I watched this film in junior high so it has a special place in my dark heart as being one of my first real horror movie experiences. Fun fact: I had a friend who was terrified of this movie. One day, she left her locker open and I put a note that said, “Seven Days” inside the locker and closed it. To this day, I think that’s one of the meanest things I’ve ever done. Overall, this is just a well-done horror movie with a surprisingly heartfelt plot and some stylistic cinematography.
IMDB Description: “A year after the murder of her mother, a teenage girl is terrorized by a new killer, who targets the girl and her friends by using horror films as part of a deadly game.”
I love that this is a self-aware horror movie. Fans of horror will love the references to various horror tropes that pervade this film. I love the entire Scream franchise (including the spin-off TV series). These movies are great slasher flicks which don’t take themselves too seriously.
IMDB Description: “American seminary student Michael Kovak travels to Italy to take an exorcism course.”
Inspired by a true story, this is a great movie about faith. The acting is also superb since it stars none other than Sir Anthony Hopkins! This is the kind of movie that has plenty of scares but also makes you think about your own beliefs.
IMDB Description: “A young African-American visits his white girlfriend’s parents for the weekend, where his simmering uneasiness about their reception of him eventually reaches a boiling point.”
This is a groundbreaking movie that deserves a place in history for causing critics to start taking horror more seriously. This film, through its fantastic and nuanced discussion of race in America, proved that horror can have something to say. I highly recommend this one!
IMDB Description: “A woman, Rose, goes in search for her adopted daughter within the confines of a strange, desolate town called Silent Hill.”
This is definitely my most controversial pick as it was panned by critics and horror-lovers alike. But I don’t care – I love this movie!
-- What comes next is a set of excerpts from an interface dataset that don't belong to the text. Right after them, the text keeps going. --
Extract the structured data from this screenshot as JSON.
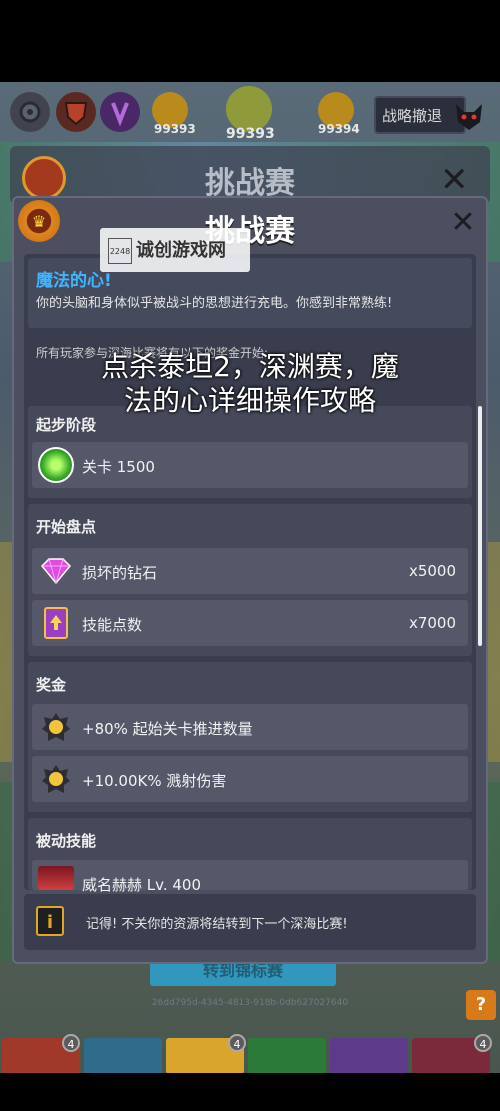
{
  "hud": {
    "coin_left": "99393",
    "coin_center": "99393",
    "coin_right": "99394",
    "retreat_label": "战略撤退"
  },
  "background_title": "挑战赛",
  "dialog": {
    "title": "挑战赛",
    "info_title": "魔法的心!",
    "info_text": "你的头脑和身体似乎被战斗的思想进行充电。你感到非常熟练!",
    "rewards_intro": "所有玩家参与深海比赛将有以下的奖金开始:",
    "start_stage": {
      "title": "起步阶段",
      "row_label": "关卡 1500"
    },
    "start_inventory": {
      "title": "开始盘点",
      "rows": [
        {
          "label": "损坏的钻石",
          "value": "x5000",
          "icon": "diamond-icon"
        },
        {
          "label": "技能点数",
          "value": "x7000",
          "icon": "skill-book-icon"
        }
      ]
    },
    "bonus": {
      "title": "奖金",
      "rows": [
        {
          "label": "+80% 起始关卡推进数量",
          "icon": "hero-token-icon"
        },
        {
          "label": "+10.00K% 溅射伤害",
          "icon": "hero-token-icon"
        }
      ]
    },
    "passive": {
      "title": "被动技能",
      "rows": [
        {
          "label": "威名赫赫 Lv. 400",
          "icon": "passive-portrait-icon"
        }
      ]
    },
    "note_text": "记得! 不关你的资源将结转到下一个深海比赛!",
    "note_icon": "i"
  },
  "behind_button_label": "转到锦标赛",
  "uuid_text": "26dd795d-4345-4813-918b-0db627027640",
  "help_label": "?",
  "bottom_badges": [
    "4",
    "4",
    "4"
  ],
  "watermark": {
    "brand": "诚创游戏网",
    "qr": [
      "2",
      "2",
      "4",
      "8"
    ]
  },
  "overlay_title": "点杀泰坦2，深渊赛，魔法的心详细操作攻略",
  "colors": {
    "accent_blue": "#3fb7ff",
    "panel": "#4c4f5f",
    "row": "#545869",
    "note_border": "#e0a626"
  }
}
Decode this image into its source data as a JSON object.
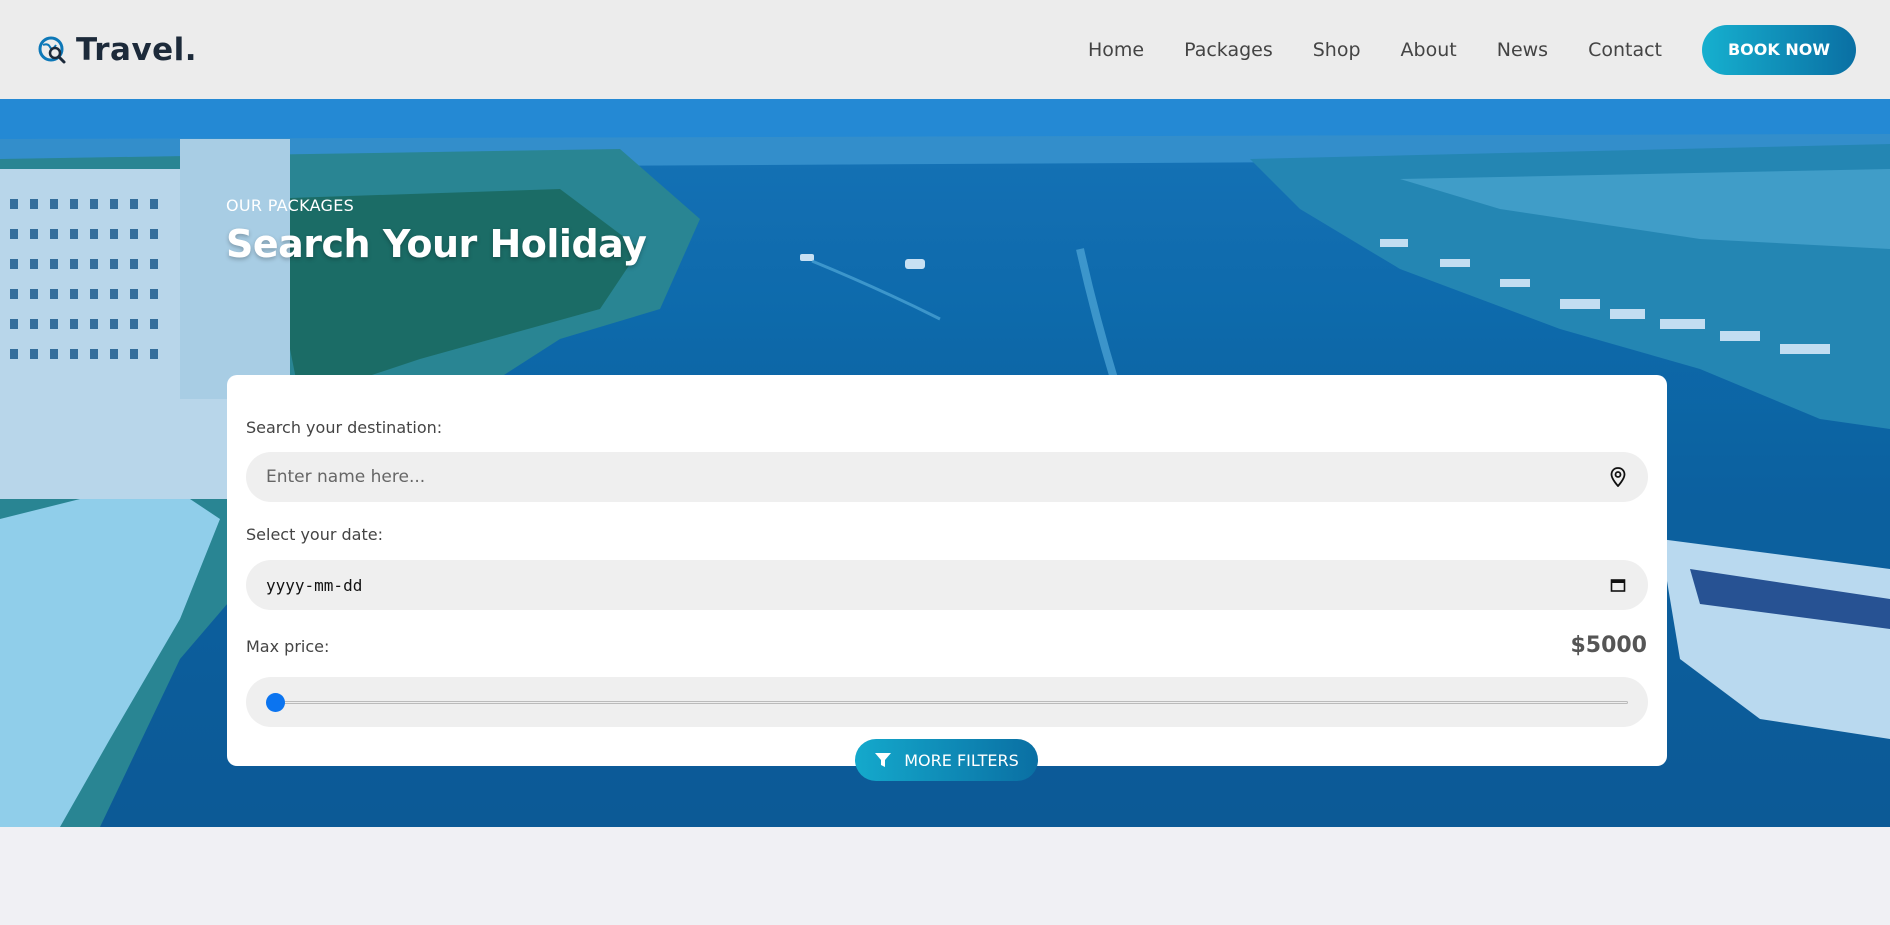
{
  "header": {
    "logo_text": "Travel.",
    "logo_icon": "globe-search-icon",
    "nav": [
      "Home",
      "Packages",
      "Shop",
      "About",
      "News",
      "Contact"
    ],
    "book_label": "BOOK NOW"
  },
  "hero": {
    "eyebrow": "OUR PACKAGES",
    "title": "Search Your Holiday"
  },
  "search": {
    "destination_label": "Search your destination:",
    "destination_placeholder": "Enter name here...",
    "destination_icon": "location-pin-icon",
    "date_label": "Select your date:",
    "date_placeholder": "yyyy-mm-dd",
    "date_icon": "calendar-icon",
    "price_label": "Max price:",
    "price_value": "$5000",
    "price_slider_fraction": 0.0,
    "more_filters_label": "MORE FILTERS",
    "filter_icon": "funnel-icon"
  },
  "colors": {
    "accent_start": "#16b0cf",
    "accent_end": "#0a6fa3",
    "slider_thumb": "#0b74f0"
  }
}
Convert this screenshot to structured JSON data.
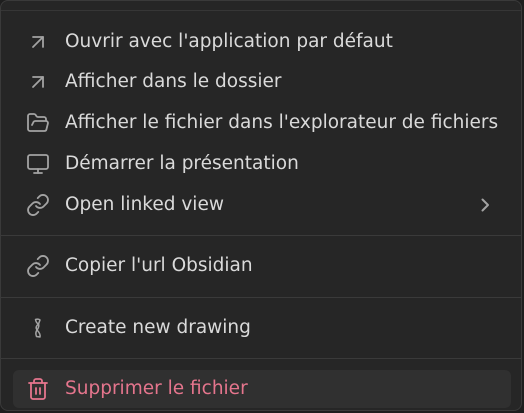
{
  "menu": {
    "items": [
      {
        "label": "Ouvrir avec l'application par défaut",
        "icon": "arrow-up-right-icon"
      },
      {
        "label": "Afficher dans le dossier",
        "icon": "arrow-up-right-icon"
      },
      {
        "label": "Afficher le fichier dans l'explorateur de fichiers",
        "icon": "folder-open-icon"
      },
      {
        "label": "Démarrer la présentation",
        "icon": "monitor-icon"
      },
      {
        "label": "Open linked view",
        "icon": "link-icon",
        "submenu": "chevron-right-icon"
      },
      {
        "label": "Copier l'url Obsidian",
        "icon": "link-icon"
      },
      {
        "label": "Create new drawing",
        "icon": "excalidraw-icon"
      },
      {
        "label": "Supprimer le fichier",
        "icon": "trash-icon"
      }
    ]
  },
  "colors": {
    "background": "#262626",
    "text": "#dadada",
    "icon": "#a3a3a3",
    "danger": "#e5758d",
    "hover": "#303030"
  }
}
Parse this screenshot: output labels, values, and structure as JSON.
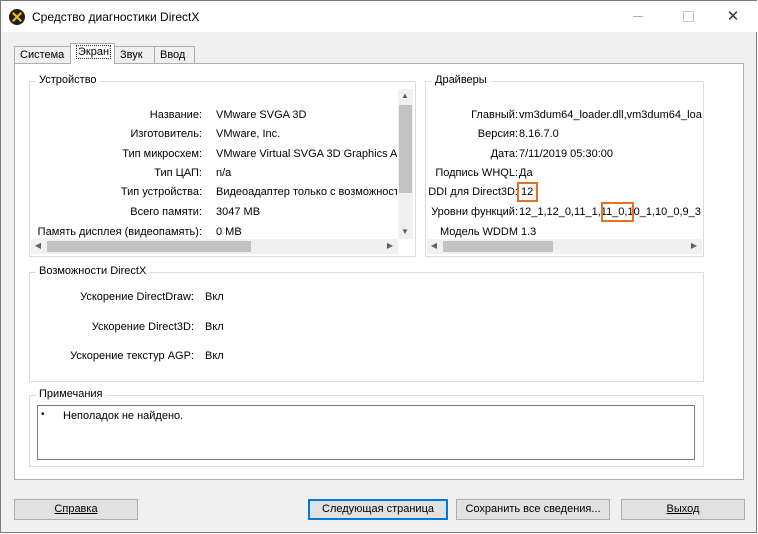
{
  "window": {
    "title": "Средство диагностики DirectX",
    "controls": {
      "minimize": "—",
      "maximize": "☐",
      "close": "✕"
    }
  },
  "tabs": [
    {
      "label": "Система"
    },
    {
      "label": "Экран"
    },
    {
      "label": "Звук"
    },
    {
      "label": "Ввод"
    }
  ],
  "device": {
    "title": "Устройство",
    "rows": [
      {
        "label": "Название:",
        "value": "VMware SVGA 3D"
      },
      {
        "label": "Изготовитель:",
        "value": "VMware, Inc."
      },
      {
        "label": "Тип микросхем:",
        "value": "VMware Virtual SVGA 3D Graphics Ada"
      },
      {
        "label": "Тип ЦАП:",
        "value": "n/a"
      },
      {
        "label": "Тип устройства:",
        "value": "Видеоадаптер только с возможност"
      },
      {
        "label": "Всего памяти:",
        "value": "3047 MB"
      },
      {
        "label": "Память дисплея (видеопамять):",
        "value": "0 MB"
      }
    ]
  },
  "drivers": {
    "title": "Драйверы",
    "rows": [
      {
        "label": "Главный:",
        "value": "vm3dum64_loader.dll,vm3dum64_load"
      },
      {
        "label": "Версия:",
        "value": "8.16.7.0"
      },
      {
        "label": "Дата:",
        "value": "7/11/2019 05:30:00"
      },
      {
        "label": "Подпись WHQL:",
        "value": "Да"
      },
      {
        "label": "DDI для Direct3D:",
        "value": "12"
      },
      {
        "label": "Уровни функций:",
        "value": "12_1,12_0,11_1,11_0,10_1,10_0,9_3"
      },
      {
        "label": "Модель WDDM",
        "value": "1.3"
      }
    ]
  },
  "directx": {
    "title": "Возможности DirectX",
    "rows": [
      {
        "label": "Ускорение DirectDraw:",
        "value": "Вкл"
      },
      {
        "label": "Ускорение Direct3D:",
        "value": "Вкл"
      },
      {
        "label": "Ускорение текстур AGP:",
        "value": "Вкл"
      }
    ]
  },
  "notes": {
    "title": "Примечания",
    "items": [
      "Неполадок не найдено."
    ]
  },
  "buttons": {
    "help": "Справка",
    "next": "Следующая страница",
    "save": "Сохранить все сведения...",
    "exit": "Выход"
  },
  "colors": {
    "highlight": "#e8701e",
    "default_button_border": "#0078d7"
  }
}
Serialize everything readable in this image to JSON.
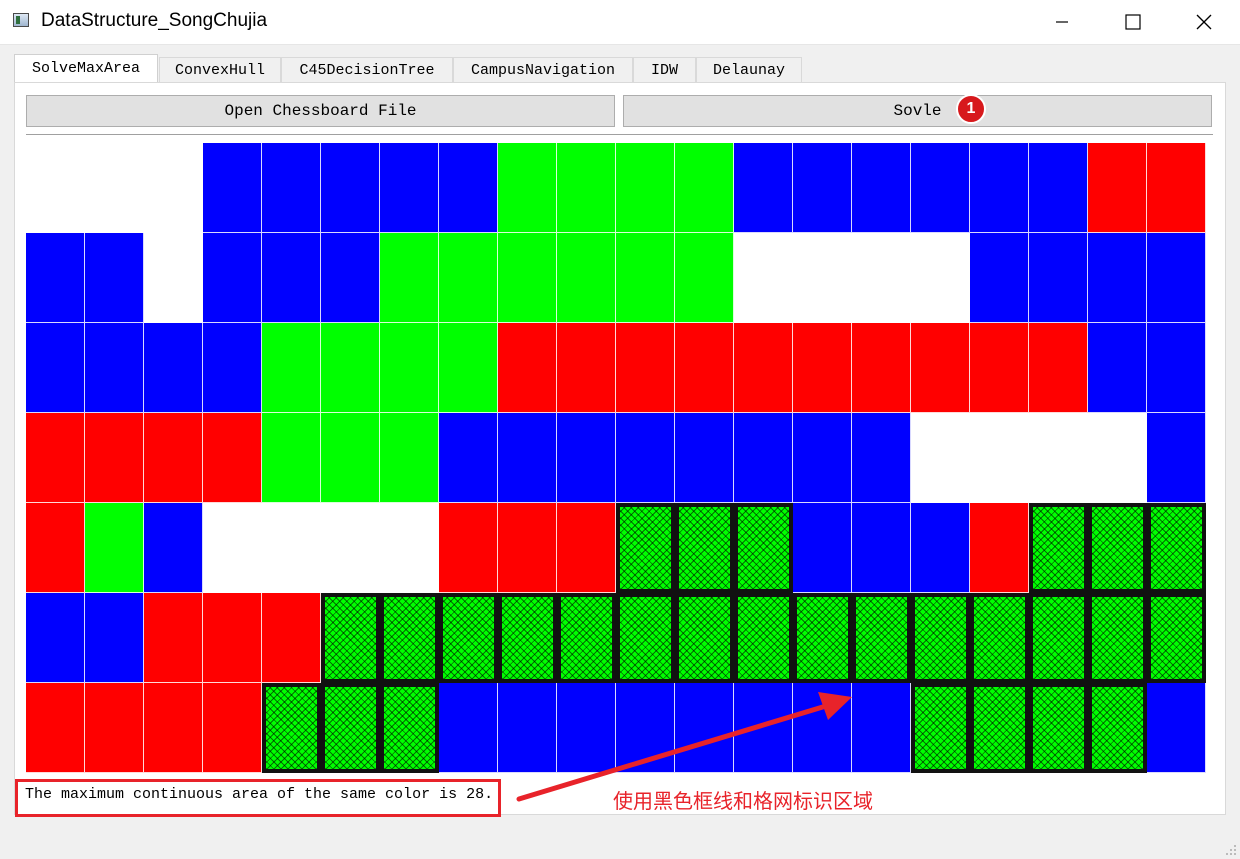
{
  "window": {
    "title": "DataStructure_SongChujia",
    "app_icon": "app-window-icon"
  },
  "window_controls": [
    {
      "name": "minimize-button",
      "icon": "minimize-icon"
    },
    {
      "name": "maximize-button",
      "icon": "maximize-icon"
    },
    {
      "name": "close-button",
      "icon": "close-icon"
    }
  ],
  "tabs": [
    {
      "label": "SolveMaxArea",
      "active": true
    },
    {
      "label": "ConvexHull",
      "active": false
    },
    {
      "label": "C45DecisionTree",
      "active": false
    },
    {
      "label": "CampusNavigation",
      "active": false
    },
    {
      "label": "IDW",
      "active": false
    },
    {
      "label": "Delaunay",
      "active": false
    }
  ],
  "toolbar": {
    "open_label": "Open Chessboard File",
    "solve_label": "Sovle",
    "badge": "1"
  },
  "board": {
    "rows": 7,
    "cols": 20,
    "colors": {
      "W": "#ffffff",
      "B": "#0000ff",
      "G": "#00ff00",
      "R": "#ff0000"
    },
    "grid": [
      "WWWBBBBBGGGGBBBBBBRR",
      "BBWBBBGGGGGGWWWWBBBB",
      "BBBBGGGGRRRRRRRRRRBB",
      "RRRRGGGBBBBBBBBWWWWB",
      "RGBWWWWRRRGGGBBBRGGG",
      "BBRRRGGGGGGGGGGGGGGG",
      "RRRRGGGBBBBBBBBGGGGB"
    ],
    "highlighted": [
      [
        4,
        10
      ],
      [
        4,
        11
      ],
      [
        4,
        12
      ],
      [
        4,
        17
      ],
      [
        4,
        18
      ],
      [
        4,
        19
      ],
      [
        5,
        5
      ],
      [
        5,
        6
      ],
      [
        5,
        7
      ],
      [
        5,
        8
      ],
      [
        5,
        9
      ],
      [
        5,
        10
      ],
      [
        5,
        11
      ],
      [
        5,
        12
      ],
      [
        5,
        13
      ],
      [
        5,
        14
      ],
      [
        5,
        15
      ],
      [
        5,
        16
      ],
      [
        5,
        17
      ],
      [
        5,
        18
      ],
      [
        5,
        19
      ],
      [
        6,
        4
      ],
      [
        6,
        5
      ],
      [
        6,
        6
      ],
      [
        6,
        15
      ],
      [
        6,
        16
      ],
      [
        6,
        17
      ],
      [
        6,
        18
      ]
    ]
  },
  "result": {
    "text": "The maximum continuous area of the same color is 28."
  },
  "annotation": {
    "text": "使用黑色框线和格网标识区域",
    "color": "#e8232a"
  }
}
Yes, it’s cheesy and based on a video game, but I think the special effects are great and some of the monsters (the nurses, pyramid-head, etc.) are super cool!
IMDB Description: “Five interwoven stories that occur on Halloween: An everyday high school principal has a secret life as a serial killer; a college virgin might have just met the guy for her; a group of teenagers pull a mean prank; a woman who loathes the night has to contend with her holiday-obsessed husband; and a mean old man meets his match with a demonic, supernatural trick-or-treater.”
I don’t often like anthology films, but this is a really good one (which is also perfect thematically for Halloween). What sets this film apart is that the five stories are actually connected in a loose but organic way which makes it feel really complete. This one is definitely worth a watch!
IMDB Description: “Suspecting that people around him are turning into evil creatures, a troubled man questions whether to protect his only friend from an impending war, or from himself.”
I love psychological horror and this one kept me guessing until the very end – is this guy crazy or are evil things lurking about? This one is dark and suspenseful but more disturbing than scary. Overall, it’s one of the best low-budget horror options out there.
Well, I hope I’ve inspired you to give horror a try this Halloween season! Are you already a horror fan? What are some of your favorites? Please, let me know in the comment section!